Check with a surgeon or dietitian for specific vitamin and mineral supplement recommendations, as vitamin or mineral supplements may be determined on an individual basis depending on medical history, existing current medical conditions and laboratory blood results. Follow up care is a key component to not only weight loss and maintenance, but to prevent and treat nutritional deficiencies. If left untreated, nutritional deficiencies could lead to serious medical conditions.


References:

  1. http://www.cdc.gov/obesity/data/adult.html
  2. http://www.nhlbi.nih.gov/health/health-topics/topics/obe/treatment
  3. https://asmbs.org/patients/bariatric-surgery-procedures
  4. http://www.aafp.org/afp/2011/0615/p1425.html
  5. https://ods.od.nih.gov/factsheets/VitaminB12-HealthProfessional/

 

Photo credit for RNY image:  ASMBS

Tess Lockhart

ABOUT THE AUTHOR
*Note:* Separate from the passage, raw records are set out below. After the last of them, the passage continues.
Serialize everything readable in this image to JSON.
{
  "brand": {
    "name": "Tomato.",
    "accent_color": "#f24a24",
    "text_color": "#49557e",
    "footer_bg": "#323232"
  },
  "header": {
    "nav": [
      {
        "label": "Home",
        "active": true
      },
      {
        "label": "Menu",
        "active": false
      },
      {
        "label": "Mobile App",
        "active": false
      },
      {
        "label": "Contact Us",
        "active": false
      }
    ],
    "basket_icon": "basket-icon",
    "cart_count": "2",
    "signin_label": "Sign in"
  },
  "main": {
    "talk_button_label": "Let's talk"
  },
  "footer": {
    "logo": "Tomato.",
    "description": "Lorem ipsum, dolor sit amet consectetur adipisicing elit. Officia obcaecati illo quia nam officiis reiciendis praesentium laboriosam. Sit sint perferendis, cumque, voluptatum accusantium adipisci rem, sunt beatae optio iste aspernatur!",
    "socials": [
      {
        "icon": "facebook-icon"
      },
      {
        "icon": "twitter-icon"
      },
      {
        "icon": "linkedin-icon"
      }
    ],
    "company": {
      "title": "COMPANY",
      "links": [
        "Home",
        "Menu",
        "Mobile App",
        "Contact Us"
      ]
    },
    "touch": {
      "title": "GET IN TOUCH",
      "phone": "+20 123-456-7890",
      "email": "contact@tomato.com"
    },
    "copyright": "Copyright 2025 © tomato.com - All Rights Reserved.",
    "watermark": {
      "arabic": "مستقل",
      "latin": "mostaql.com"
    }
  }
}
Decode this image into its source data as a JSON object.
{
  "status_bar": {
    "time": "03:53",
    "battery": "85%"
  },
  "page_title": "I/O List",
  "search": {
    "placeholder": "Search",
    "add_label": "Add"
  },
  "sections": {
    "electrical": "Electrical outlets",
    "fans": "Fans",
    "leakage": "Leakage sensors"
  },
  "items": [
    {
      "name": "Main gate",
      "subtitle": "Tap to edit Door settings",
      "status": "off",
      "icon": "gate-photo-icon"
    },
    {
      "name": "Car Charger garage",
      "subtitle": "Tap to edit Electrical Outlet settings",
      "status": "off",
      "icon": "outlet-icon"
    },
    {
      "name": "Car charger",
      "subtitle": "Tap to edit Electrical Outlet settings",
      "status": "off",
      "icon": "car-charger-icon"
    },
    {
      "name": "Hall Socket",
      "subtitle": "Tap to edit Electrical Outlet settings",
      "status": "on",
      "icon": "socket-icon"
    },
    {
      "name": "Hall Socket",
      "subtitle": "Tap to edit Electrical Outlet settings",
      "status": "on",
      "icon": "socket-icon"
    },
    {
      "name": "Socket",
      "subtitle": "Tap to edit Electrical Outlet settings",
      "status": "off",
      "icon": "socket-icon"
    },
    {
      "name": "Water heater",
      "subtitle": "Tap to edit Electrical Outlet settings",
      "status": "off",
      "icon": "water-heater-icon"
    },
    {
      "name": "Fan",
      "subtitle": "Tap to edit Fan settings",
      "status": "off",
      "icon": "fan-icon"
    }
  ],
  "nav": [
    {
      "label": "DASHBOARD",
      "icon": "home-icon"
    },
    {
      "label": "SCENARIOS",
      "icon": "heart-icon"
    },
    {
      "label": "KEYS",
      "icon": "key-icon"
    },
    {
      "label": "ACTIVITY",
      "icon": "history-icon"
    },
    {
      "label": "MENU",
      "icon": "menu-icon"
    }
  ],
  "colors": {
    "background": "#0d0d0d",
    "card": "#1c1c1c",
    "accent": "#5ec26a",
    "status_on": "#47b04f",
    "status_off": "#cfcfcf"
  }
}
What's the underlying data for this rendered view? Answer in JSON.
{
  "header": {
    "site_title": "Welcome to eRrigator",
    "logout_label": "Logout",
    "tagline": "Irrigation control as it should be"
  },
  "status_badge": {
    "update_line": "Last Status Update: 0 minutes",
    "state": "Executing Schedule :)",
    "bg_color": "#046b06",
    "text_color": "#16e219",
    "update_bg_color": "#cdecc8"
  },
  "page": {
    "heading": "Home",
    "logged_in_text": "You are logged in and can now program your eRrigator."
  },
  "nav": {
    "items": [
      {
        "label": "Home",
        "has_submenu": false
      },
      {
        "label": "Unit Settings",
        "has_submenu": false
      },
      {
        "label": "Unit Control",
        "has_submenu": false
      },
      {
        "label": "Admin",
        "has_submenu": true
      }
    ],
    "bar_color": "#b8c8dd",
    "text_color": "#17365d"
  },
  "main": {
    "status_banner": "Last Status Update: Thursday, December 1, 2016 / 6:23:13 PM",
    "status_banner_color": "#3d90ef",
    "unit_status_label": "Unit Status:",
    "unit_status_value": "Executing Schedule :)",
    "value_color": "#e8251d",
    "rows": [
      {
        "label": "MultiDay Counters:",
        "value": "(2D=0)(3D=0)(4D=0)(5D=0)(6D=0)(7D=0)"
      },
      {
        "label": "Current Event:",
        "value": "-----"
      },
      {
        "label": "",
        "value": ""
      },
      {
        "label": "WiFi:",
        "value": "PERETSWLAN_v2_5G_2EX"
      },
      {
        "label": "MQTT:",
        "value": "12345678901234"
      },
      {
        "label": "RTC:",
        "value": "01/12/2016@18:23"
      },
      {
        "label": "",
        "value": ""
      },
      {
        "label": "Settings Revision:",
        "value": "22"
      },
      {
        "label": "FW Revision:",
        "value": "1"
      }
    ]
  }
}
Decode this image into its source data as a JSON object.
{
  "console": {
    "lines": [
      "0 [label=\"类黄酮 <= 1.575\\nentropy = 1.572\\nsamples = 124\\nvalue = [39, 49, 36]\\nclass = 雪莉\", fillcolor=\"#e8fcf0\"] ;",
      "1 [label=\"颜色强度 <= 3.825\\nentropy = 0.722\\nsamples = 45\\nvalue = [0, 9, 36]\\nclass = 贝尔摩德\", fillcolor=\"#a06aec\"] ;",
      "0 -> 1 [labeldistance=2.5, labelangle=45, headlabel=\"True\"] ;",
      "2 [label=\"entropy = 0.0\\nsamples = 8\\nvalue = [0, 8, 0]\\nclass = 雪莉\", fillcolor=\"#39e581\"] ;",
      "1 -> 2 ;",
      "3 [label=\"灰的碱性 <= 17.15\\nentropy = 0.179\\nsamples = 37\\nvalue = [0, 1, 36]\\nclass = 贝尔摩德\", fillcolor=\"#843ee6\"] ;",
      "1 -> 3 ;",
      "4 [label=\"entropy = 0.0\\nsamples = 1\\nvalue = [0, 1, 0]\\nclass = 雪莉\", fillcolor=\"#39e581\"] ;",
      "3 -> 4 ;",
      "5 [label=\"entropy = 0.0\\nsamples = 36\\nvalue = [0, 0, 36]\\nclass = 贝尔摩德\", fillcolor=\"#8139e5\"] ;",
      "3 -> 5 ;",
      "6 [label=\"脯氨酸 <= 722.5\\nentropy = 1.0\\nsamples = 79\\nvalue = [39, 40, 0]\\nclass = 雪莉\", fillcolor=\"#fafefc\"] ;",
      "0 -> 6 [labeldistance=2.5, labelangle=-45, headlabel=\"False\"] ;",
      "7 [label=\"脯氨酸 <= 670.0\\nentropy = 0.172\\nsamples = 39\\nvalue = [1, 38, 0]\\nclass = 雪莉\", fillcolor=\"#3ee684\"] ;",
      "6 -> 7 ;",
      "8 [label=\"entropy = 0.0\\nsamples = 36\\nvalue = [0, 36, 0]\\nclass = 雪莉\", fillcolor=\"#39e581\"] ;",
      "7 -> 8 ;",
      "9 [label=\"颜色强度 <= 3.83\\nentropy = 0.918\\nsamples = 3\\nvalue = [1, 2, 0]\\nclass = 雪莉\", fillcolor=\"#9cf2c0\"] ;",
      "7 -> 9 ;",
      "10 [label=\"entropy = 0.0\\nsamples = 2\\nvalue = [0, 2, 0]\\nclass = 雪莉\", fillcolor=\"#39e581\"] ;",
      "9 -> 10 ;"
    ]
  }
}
Tess Lockhart R.D., L.D. is a registered and licensed dietitian who received her degree from the University of Akron in Science and Dietetics. She also completed her internship at the University of Akron through the Coordinated Program in Dietetics. Tess is an outpatient Bariatric nutritional counselor at Summa Health Center. She completes nutrition evaluations to assess dietary habits of pre-operative patients to prepare for healthy lifestyle changes following surgery. She also focuses on providing weight management nutrition counseling to post-operative patients to assist with goal setting, achieving optimum nutrition status and appropriate vitamin supplementation.